C. Enters or Remains Unlawfully. A person “enters or remains unlawfully” in or upon premises when he or she is not then licensed, invited, or otherwise privileged to so enter or remain. A license or privilege to enter or remain in a building which is only partly open to the public is not a license or privilege to enter or remain in that part of a building which is not open to the public. A person who enters or remains upon unimproved and apparently unused land, which is neither fenced nor otherwise enclosed in a manner designed to exclude intruders, does so with license and privilege unless notice against trespass is personally communicated to him by the owner of the land or some other authorized person, or unless notice is given by posting in a conspicuous manner. Land that is used for commercial aquaculture or for growing an agricultural crop or crops, other than timber, is not unimproved and apparently unused land if a crop or any other sign of cultivation is clearly visible or if notice is given by posting in a conspicuous manner. Similarly, a field fenced in any manner is not unimproved and apparently unused land;

D. Negligent or Negligence. A person is “negligent” or acts with “negligence” when he or she fails to be aware of a substantial risk that a wrongful act may occur and his or her failure to be aware of such substantial risk constitutes a gross deviation from the standard of care that a reasonable man would exercise in the same situation. (Ord. 2006-4 § 1, 2006).

9.06.020 Trespass in the third degree.

A. A person has committed trespass in the third degree if he or she negligently enters or remains unlawfully in or upon premises of another under circumstances not constituting criminal trespass in the first or second degree.

B. Trespass in the third degree is a misdemeanor subject to penalty as provided in TMC 9.05.070. (Ord. 2006-4 § 1, 2006).

9.06.030 Trespass – Defenses.

In any prosecution under this chapter, it is a defense that:

A. A building involved in an offense under this chapter was abandoned; or

B. The premises were at the time open to members of the public and the actor complied with all lawful conditions imposed on access to or remaining in the premises; or

C. The actor reasonably believed that the owner of the premises, or other person empowered to license access thereto, would have licensed him to enter or remain; or

D. The actor was attempting to serve legal process which includes any document required or allowed to be served upon persons or property by any statute, rule, ordinance, regulation, or court order, excluding delivery by the mails of the United States.
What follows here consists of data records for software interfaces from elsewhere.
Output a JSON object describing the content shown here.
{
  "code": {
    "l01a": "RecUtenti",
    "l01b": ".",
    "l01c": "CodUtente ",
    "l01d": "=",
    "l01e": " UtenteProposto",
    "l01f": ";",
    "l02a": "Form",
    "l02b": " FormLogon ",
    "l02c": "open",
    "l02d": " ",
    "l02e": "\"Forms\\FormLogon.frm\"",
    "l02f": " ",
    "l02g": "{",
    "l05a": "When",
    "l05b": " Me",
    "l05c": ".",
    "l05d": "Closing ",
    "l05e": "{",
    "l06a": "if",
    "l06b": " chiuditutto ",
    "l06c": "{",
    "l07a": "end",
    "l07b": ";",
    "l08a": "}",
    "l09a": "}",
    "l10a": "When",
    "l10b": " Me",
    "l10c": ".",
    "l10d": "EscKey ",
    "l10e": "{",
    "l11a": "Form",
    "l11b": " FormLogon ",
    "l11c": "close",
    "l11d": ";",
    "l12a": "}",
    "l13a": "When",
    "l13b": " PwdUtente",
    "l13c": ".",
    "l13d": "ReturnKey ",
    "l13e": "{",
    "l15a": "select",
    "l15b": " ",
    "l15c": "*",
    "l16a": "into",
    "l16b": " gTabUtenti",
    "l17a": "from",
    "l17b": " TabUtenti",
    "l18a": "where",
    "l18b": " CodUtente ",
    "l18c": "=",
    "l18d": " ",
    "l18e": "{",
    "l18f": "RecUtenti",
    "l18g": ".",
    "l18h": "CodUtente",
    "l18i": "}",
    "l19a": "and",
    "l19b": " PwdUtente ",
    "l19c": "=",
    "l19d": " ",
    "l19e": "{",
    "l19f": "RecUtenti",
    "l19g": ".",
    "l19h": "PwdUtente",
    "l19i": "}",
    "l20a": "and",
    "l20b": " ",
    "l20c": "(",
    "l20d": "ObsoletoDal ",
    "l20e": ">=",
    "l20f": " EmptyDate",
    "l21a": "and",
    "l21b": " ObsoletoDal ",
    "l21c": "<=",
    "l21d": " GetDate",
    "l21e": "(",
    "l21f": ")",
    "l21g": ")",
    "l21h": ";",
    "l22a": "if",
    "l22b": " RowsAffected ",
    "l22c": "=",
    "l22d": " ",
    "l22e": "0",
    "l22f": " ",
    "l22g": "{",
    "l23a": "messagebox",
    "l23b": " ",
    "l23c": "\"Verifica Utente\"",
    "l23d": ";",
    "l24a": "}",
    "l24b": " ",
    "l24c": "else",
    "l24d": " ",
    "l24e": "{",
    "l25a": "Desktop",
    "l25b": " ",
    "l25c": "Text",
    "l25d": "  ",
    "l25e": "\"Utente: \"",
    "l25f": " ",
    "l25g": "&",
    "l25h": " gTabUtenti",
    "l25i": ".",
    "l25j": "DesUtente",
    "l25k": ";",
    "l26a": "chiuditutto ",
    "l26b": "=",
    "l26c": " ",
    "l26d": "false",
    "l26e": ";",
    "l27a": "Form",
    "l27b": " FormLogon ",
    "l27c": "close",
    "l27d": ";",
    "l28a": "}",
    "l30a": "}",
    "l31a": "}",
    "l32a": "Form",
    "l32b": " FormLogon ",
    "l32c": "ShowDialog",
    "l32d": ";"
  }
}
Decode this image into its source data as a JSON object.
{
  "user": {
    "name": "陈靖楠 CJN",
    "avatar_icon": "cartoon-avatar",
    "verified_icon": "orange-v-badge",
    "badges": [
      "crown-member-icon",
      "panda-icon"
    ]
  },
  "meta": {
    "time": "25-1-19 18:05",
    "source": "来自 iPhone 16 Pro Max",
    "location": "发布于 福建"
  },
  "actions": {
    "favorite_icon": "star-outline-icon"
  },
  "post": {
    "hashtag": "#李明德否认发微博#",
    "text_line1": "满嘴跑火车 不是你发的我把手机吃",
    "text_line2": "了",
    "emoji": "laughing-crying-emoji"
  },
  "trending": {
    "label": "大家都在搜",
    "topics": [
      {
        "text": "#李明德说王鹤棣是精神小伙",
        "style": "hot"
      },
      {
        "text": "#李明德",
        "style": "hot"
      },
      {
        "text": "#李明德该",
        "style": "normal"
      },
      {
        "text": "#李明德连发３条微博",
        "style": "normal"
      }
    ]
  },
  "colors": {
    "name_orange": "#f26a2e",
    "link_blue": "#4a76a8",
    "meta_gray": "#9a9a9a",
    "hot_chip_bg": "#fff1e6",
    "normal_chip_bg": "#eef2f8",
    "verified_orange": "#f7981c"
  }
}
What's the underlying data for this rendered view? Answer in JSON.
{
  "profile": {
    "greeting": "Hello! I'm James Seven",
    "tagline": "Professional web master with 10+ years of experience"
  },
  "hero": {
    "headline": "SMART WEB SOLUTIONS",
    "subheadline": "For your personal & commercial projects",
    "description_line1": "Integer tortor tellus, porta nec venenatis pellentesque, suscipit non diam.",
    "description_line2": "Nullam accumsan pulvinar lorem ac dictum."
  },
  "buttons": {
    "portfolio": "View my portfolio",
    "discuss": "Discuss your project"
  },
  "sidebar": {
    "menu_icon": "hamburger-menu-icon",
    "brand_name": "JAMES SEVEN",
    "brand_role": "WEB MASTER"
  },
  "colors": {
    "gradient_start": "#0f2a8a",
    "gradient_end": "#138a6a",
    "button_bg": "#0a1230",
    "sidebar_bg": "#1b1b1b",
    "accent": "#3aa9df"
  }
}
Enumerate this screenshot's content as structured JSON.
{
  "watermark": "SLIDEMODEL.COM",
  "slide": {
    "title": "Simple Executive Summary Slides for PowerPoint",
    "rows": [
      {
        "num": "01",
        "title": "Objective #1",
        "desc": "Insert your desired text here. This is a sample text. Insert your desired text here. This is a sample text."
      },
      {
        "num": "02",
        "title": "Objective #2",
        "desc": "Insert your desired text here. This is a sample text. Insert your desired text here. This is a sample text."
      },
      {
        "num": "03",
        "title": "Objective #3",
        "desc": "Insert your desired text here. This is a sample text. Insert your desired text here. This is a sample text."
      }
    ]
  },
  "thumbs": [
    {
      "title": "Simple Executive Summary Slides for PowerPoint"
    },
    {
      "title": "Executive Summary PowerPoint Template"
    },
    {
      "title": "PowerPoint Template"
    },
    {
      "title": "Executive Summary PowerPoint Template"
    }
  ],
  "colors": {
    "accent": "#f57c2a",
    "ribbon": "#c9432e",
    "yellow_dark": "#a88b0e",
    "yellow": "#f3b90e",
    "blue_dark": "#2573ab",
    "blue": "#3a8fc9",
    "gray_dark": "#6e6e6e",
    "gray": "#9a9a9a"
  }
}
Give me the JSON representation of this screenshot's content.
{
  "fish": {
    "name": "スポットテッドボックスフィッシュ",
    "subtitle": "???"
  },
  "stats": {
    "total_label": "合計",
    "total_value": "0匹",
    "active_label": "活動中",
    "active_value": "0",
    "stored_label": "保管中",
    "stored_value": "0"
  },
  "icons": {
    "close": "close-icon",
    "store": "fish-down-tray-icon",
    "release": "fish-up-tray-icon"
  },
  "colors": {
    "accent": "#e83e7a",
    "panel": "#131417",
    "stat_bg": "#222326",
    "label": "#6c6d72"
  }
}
This defense applies only if the actor did not enter into a private residence or other building not open to the public and the entry onto the premises was reasonable and necessary for service of the legal process. (Ord. 2006-4 § 1, 2006).